And then, as a devastating benchmark for loss, there was this TED talk by a marine biologist who makes an incredible claim that is all too credible: coral reefs have been depleted by humans so profoundly over the last few hundred years that our view of what a healthy reef looks like is actually based on an already-degraded ecosystem.

We can do better in terms of creating marine systems that nurture both the fish we like to eat and life more generally, as another TED talk by chef Dan Barber (one of my favorites) shows, and I’ll post in the future about the debates over eating fish, which is a knotty problem from both a nutritional and environmental sustainability perspective.

But today, there were the jellies, and the slow dance of our doom. On the larger questions, I came away from the encounter with an eerie feeling that the political and social obstacles to saving our oceans from rapid destruction — particularly given the “natural” inclinations of exotics like these stunning jelly invaders to exploit any niches we open to their long arms — are steep indeed.
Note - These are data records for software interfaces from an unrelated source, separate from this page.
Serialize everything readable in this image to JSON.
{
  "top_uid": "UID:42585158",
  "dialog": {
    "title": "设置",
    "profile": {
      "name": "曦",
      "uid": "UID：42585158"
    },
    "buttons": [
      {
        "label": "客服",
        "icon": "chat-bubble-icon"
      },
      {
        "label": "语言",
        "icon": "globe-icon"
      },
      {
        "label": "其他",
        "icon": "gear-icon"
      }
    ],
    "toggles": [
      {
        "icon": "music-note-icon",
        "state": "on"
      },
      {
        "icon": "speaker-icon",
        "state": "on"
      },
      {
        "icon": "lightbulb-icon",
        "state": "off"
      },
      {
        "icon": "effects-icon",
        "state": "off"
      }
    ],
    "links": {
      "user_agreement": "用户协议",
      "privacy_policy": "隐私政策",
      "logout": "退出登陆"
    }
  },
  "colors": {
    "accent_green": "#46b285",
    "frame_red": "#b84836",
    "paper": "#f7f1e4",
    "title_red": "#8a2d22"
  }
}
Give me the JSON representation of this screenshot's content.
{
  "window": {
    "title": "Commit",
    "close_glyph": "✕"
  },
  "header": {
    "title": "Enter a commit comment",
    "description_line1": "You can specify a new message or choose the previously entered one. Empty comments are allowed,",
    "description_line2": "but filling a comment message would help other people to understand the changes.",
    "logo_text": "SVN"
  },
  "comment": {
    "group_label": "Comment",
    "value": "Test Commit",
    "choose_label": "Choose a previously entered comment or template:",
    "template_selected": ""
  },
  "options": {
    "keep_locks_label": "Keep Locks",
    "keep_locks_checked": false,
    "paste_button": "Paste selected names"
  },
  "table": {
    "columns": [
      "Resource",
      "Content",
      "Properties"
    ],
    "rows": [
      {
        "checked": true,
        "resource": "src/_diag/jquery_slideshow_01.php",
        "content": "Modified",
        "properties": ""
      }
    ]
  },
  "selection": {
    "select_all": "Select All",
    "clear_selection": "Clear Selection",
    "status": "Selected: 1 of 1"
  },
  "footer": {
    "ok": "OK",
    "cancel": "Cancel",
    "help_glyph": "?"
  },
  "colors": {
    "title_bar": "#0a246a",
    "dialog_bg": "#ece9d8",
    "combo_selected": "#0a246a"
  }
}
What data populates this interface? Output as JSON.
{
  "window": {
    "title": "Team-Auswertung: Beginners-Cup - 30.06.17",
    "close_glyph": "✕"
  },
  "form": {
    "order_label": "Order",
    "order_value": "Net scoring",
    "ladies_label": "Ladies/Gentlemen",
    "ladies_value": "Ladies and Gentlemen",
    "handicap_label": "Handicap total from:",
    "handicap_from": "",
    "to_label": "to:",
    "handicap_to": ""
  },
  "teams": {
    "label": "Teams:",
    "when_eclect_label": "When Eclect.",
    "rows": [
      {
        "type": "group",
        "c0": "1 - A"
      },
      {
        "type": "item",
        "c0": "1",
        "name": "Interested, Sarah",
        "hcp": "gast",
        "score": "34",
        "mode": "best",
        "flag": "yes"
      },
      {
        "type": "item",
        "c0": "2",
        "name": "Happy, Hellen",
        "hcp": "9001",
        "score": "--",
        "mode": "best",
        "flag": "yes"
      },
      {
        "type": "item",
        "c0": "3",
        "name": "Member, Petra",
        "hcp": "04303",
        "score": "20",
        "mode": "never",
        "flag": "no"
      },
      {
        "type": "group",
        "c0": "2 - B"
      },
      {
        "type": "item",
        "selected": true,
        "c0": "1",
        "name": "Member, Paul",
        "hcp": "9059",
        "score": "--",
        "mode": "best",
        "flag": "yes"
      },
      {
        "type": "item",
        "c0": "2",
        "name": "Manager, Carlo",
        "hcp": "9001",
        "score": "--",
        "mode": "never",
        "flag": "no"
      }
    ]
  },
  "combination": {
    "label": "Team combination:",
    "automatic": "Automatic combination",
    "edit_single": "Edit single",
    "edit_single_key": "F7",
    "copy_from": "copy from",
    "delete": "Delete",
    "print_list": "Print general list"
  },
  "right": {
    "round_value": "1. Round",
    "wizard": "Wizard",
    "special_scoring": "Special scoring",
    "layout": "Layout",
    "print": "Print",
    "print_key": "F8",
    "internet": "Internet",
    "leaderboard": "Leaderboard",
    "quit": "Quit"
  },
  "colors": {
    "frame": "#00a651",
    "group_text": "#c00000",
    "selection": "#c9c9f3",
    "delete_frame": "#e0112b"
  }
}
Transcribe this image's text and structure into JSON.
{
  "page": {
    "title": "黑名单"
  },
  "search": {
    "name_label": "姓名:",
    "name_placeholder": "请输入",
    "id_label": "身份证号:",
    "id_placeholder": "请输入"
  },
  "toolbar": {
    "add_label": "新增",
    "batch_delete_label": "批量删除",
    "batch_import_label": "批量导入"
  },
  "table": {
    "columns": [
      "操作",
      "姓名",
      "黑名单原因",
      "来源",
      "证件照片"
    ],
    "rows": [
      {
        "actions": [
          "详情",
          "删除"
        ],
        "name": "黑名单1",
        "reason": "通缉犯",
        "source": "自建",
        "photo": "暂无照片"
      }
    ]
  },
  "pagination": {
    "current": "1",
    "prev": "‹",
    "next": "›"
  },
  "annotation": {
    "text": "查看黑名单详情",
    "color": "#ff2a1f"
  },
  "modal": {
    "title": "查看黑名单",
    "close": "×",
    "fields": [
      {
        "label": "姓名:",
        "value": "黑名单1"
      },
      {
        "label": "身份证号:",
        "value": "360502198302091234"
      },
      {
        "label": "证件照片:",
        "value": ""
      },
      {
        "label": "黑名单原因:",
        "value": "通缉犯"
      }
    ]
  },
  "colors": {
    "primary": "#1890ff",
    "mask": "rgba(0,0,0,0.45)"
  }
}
It’s a system after all, and a highly complex, responsive one that utterly disrespects the prosaic boundaries of our political arrangements. It will be merciless about our many, predictable mistakes, like failing to thoroughly clean the hull of a ship.

When I looked at all the jellies, with their mindless movements that somehow flow in the direction of our follies, I felt a little chill. And when I put my fingers to the glass to take a picture, it was cold, just like the ocean deep.

Salmon Burgers with Basil and Orange

It’s summer, and the real question most evenings is what easy, healthy meal I can throw together right after work that we can pack up for a short evening excursion to the pool.

These simple, Omega-3 rich salmon burgers certainly fit the bill. They take only 5 minutes to mix and another 10 at most to cook, and can be packed up on top of some fresh spinach and diced tomatoes and eaten with a fork, or thrown unceremoniously into a sliced wholegrain bun with a smear of mayo or tartar sauce.

I do pan-fry them, because they would be a little delicate to grill unless you used a (stainless steel) grill pan. Once they cook a little, they tend to hold together decently well.

As a bonus, Maya loves these, and it’s not easy to get a toddler to eat fish!

Ingredients:

1 can (wild-caught) salmon (the BPA-free brands are: Oregon’s Choice, Wild Planet, Vital Choice and Eco-fish)

2 (organic, pastured) eggs

1 Tbl (organic) dijon mustard

6 Tbls (organic) Panko bread crumbs (these do exist; I found them in the organic specialty section at Whole Foods)

1 (organic) orange, sliced in half and one-half juiced

2 Tbls chopped fresh (organic) basil

Salt and pepper to taste

Olive oil

Balsamic vinegar for finishing

Directions:

Empty the can of salmon into a bowl and pick out the small bones. Add mustard, basil, orange juice, bread crumbs, and salt and pepper. Let the mixture sit while you warm the pan with a generous amount of olive oil.

Form into patties and fry in the oil, turning infrequently. Makes about 8 patties.

Serve over bed of greens, such as fresh spinach, topped with a squeeze of the other side of the orange, and a dribble of balsamic vinegar, with a side of (organic) tartar sauce, or on a bun.